Imagine paying a visit to your tailor and ordering a suit. Your only instructions: It has to be bigger than your co-worker’s suit.
That’s a ludicrous scenario, of course. Everyone understands that the right-sized suit for you is the right-sized suit for you. But this short-sighted approach ‒ fixating on one-upping someone else ‒ is exactly how most people invest their money.
American investment managers, investors themselves, and most financial advisors, obsess over beating the S&P 500, or the Barclay’s Aggregate Bond Index, or any of countless other market benchmarks. In reality, the only truly important benchmark is our personal goals.
This is the insight that underlies the growing popularity of goals-based wealth management. Rather than using investment performance versus the market as its key success measure, a goals-based approach focuses on thoughtfully translating your wealth into the life you want.
Goals-based wealth management has been practiced at Intelligent Capitalworks and other investment advisory boutiques for many years. Now, big industry players such as Merrill Lynch are reportedly jumping aboard. The common sense essence of goals-based investing includes:
- Identifying long-term goals.
- Determining the funding requirements and timeframe for those goals.
- Designing an investment portfolio to achieve the goals while taking the least possible risk.
- Evaluating investments by progress toward goals rather than versus market benchmarks.

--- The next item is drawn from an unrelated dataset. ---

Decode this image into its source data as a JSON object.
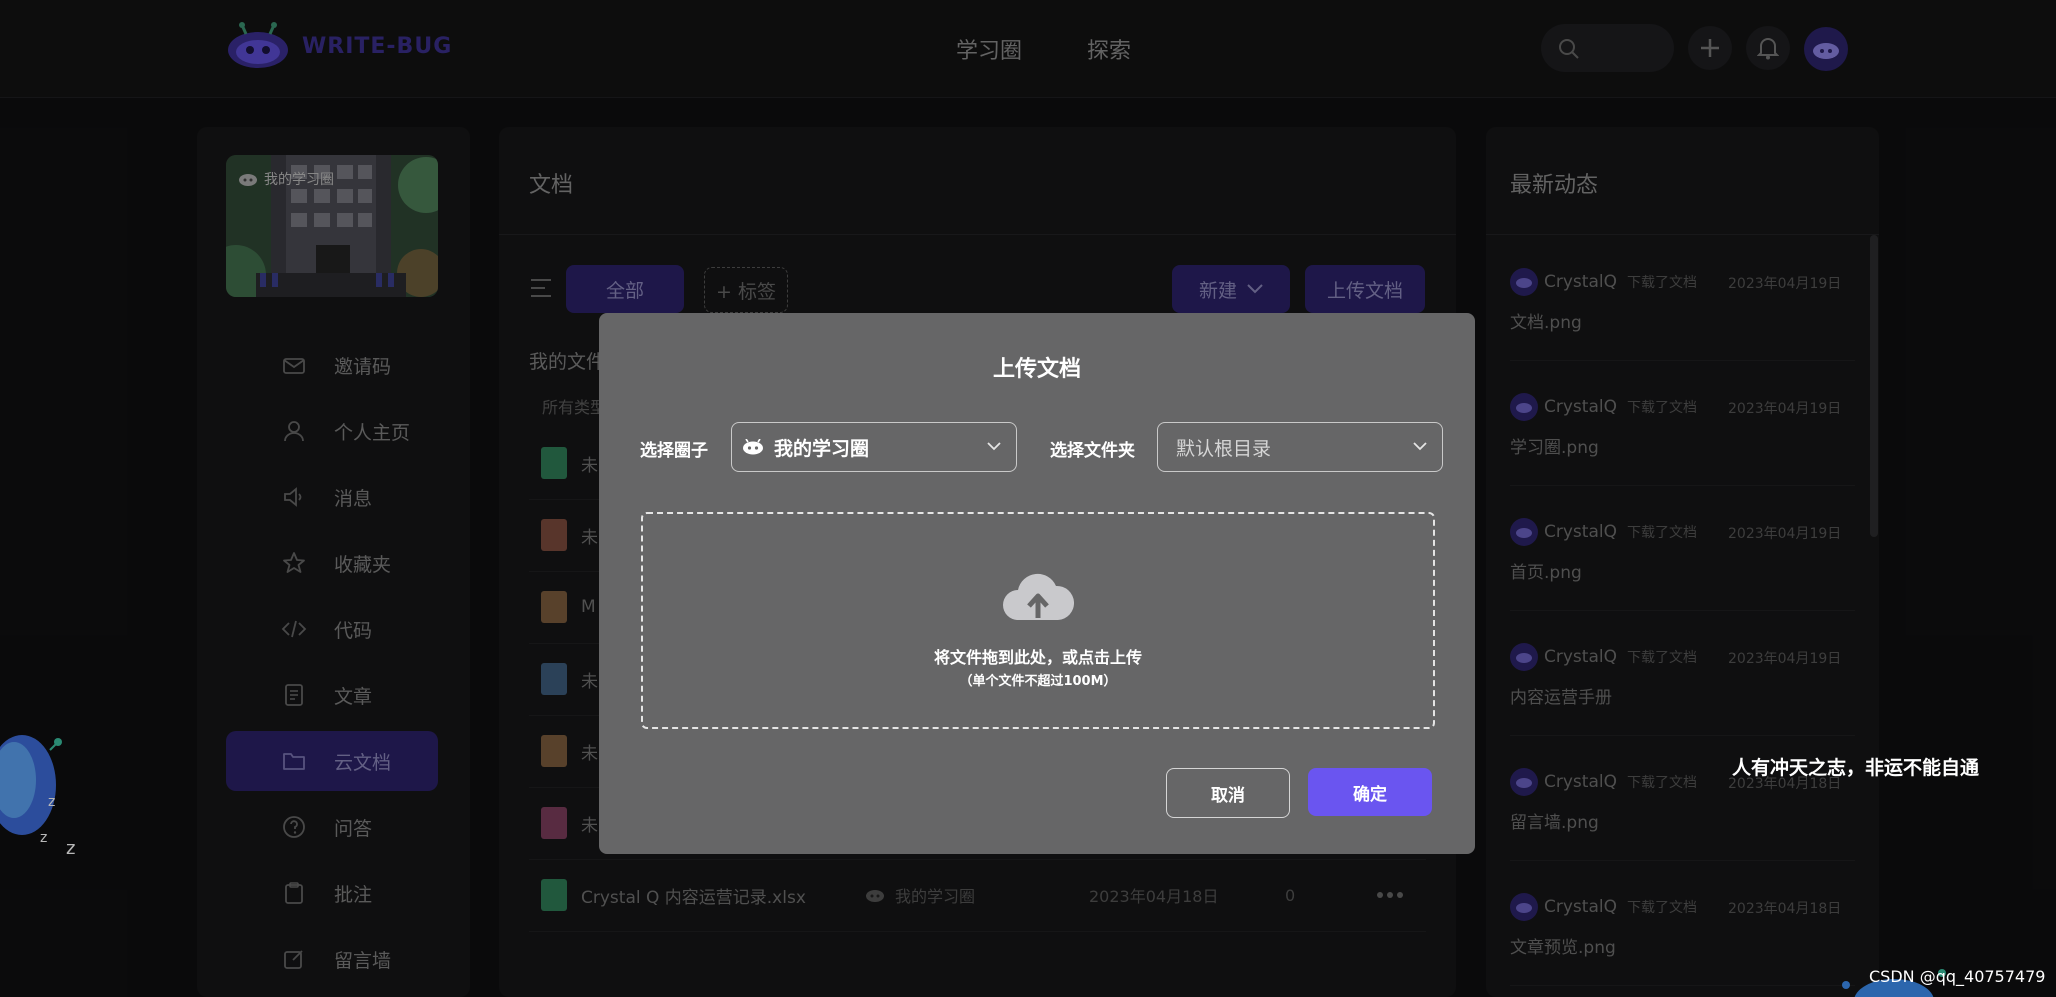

That’s a very different, and much healthier alternative to the decades-long Wall Street sales pitch of “having your account managed just like their institutional accounts.” By changing the “horse-race” mentality, goals-based investing can help you not only achieve your goals but do better in the market as well.

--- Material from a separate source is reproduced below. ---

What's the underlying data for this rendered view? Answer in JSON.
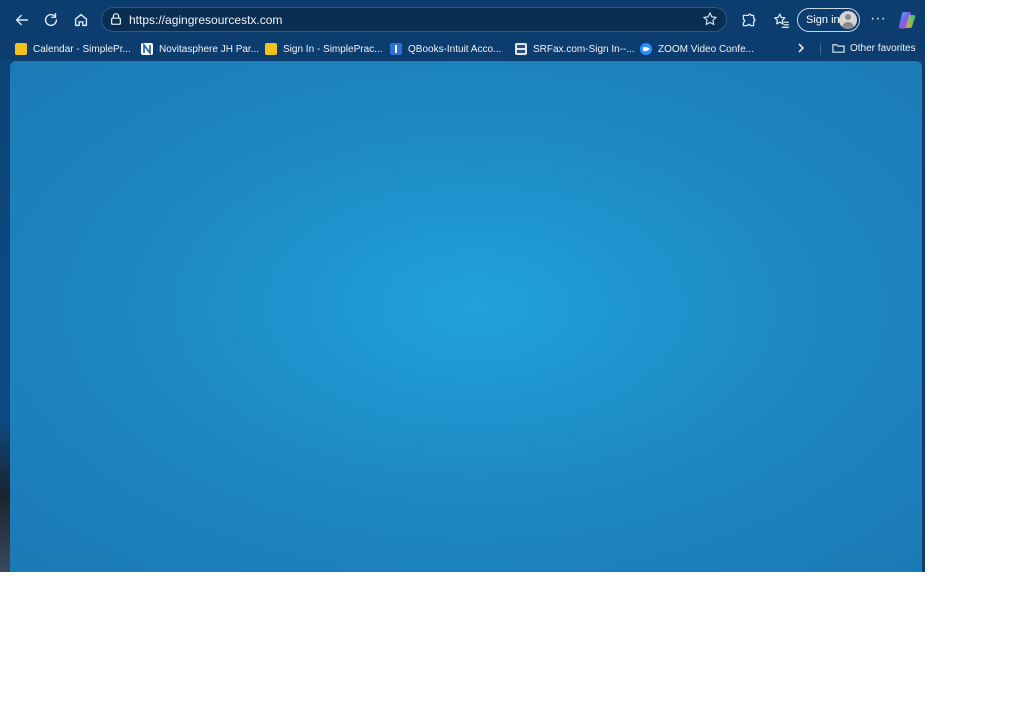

Until now, too many investors have taken unnecessary risks in the pursuit of arbitrary returns. Too often, those investors have panicked in turbulent markets. Knee-jerk behavior such as buying and selling at the wrong times hurts investment returns and can push objectives such as a comfortable retirement further away in time.
Indeed, over the 20 years ended December 31, 1013, the typical equity-fund investor has earned 4.2% less than the S&P 500, according to research firm Dalbar. The average fixed-income fund investor earned an average of .71% per year over the same 20-year period, well below even the rate of inflation.

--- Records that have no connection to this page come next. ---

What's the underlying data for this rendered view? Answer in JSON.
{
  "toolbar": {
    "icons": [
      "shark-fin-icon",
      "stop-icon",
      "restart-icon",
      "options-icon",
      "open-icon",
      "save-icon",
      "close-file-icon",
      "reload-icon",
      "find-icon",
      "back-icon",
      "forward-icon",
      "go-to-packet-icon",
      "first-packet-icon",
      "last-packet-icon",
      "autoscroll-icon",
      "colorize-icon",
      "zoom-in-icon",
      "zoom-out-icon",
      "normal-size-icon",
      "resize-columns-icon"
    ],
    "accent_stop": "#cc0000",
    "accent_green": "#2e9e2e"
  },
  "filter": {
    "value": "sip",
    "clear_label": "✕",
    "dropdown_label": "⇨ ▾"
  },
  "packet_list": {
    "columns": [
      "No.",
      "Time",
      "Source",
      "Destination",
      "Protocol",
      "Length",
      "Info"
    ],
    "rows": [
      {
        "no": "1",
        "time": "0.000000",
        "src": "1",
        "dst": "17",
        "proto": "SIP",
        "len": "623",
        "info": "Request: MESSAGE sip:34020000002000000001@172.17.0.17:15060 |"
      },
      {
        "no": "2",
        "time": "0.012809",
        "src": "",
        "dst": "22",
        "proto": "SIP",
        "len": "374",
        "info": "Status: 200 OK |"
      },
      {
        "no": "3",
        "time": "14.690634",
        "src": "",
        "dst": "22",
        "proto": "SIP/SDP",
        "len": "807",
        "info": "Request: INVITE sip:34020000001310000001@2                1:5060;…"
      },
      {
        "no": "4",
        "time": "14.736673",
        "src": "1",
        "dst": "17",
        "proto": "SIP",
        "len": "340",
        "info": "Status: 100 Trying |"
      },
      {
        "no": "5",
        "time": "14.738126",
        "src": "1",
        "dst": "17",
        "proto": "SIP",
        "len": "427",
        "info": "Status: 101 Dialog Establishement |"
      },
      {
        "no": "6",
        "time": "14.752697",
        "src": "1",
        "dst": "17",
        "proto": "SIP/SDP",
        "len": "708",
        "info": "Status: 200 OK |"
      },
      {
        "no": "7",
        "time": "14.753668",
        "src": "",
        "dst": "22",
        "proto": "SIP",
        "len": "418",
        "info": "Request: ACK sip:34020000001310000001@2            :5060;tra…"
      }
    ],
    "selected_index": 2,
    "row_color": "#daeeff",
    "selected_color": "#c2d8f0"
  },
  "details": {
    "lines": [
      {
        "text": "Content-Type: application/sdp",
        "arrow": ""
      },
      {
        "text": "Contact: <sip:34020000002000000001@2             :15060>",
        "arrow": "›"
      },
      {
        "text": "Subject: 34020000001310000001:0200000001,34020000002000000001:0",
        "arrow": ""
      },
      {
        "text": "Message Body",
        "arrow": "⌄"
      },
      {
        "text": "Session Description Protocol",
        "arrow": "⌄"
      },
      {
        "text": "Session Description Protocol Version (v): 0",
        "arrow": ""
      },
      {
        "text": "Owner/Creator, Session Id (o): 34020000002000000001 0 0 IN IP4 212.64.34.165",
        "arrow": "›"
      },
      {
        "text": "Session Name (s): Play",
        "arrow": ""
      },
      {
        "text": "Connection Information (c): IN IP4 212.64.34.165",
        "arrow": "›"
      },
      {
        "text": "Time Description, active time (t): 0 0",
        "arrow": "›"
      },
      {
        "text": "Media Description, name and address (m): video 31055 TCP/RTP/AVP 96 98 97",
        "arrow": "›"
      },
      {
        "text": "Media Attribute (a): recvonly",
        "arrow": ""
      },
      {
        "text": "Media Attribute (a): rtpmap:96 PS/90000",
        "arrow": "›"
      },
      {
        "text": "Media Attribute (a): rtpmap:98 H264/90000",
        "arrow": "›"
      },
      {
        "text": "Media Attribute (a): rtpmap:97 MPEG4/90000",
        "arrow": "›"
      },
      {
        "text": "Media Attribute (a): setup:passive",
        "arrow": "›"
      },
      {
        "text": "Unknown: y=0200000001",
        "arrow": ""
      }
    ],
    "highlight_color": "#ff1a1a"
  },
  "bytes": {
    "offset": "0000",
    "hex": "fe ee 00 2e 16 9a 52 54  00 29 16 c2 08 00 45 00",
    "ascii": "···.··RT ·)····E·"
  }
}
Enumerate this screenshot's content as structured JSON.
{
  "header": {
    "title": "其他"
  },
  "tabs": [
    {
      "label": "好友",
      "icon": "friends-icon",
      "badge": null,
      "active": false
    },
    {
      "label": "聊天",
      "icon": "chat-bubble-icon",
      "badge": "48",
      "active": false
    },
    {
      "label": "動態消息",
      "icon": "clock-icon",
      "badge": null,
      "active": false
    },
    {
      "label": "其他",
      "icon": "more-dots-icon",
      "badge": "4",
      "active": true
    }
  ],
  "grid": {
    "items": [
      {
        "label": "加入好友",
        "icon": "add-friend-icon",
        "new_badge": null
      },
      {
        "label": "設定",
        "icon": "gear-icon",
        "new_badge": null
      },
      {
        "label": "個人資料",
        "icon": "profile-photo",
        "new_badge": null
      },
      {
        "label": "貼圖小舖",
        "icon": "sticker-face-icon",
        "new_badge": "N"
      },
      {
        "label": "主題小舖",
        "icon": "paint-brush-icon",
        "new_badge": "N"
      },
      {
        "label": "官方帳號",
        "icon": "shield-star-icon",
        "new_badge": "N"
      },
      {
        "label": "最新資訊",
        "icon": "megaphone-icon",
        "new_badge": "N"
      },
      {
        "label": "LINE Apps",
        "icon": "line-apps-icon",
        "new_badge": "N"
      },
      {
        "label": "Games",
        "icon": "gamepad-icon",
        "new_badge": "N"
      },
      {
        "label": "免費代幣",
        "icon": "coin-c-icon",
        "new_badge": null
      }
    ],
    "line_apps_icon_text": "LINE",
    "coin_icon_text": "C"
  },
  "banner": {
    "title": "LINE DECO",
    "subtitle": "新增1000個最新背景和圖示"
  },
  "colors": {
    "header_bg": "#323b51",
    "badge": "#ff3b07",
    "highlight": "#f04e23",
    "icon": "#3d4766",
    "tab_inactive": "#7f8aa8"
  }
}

Goals-based investing broadens investors’ perspective and refocuses them away from the day-to-day performance of market benchmarks. This greatly helps to reduce temptation to continually buy and sell investments, which helps improve the odds of investment success.
Beating indexes isn’t the only distraction for investors, by the way: There is also too much focus on the “active vs. passive” debate. This too is beside the point. When we understand that successful investing means achieving carefully thought-out goals, we can thoughtfully choose active or passive strategies ‒ or a combination of both ‒ that are most likely to help us reach our goals within our timeframe and with as little risk as possible.
It’s no accident that goals-based wealth management has gained traction in the wake of the financial crisis. That upheaval caused investors to reflect on what really constitutes success. Increasingly, the narrow pursuit of beating benchmarks is giving way to an emphasis on what really matters: Reaching life’s most important financial goals. If you would like help developing a goals-based investment strategy, we may be able to help. That’s just part of what we do.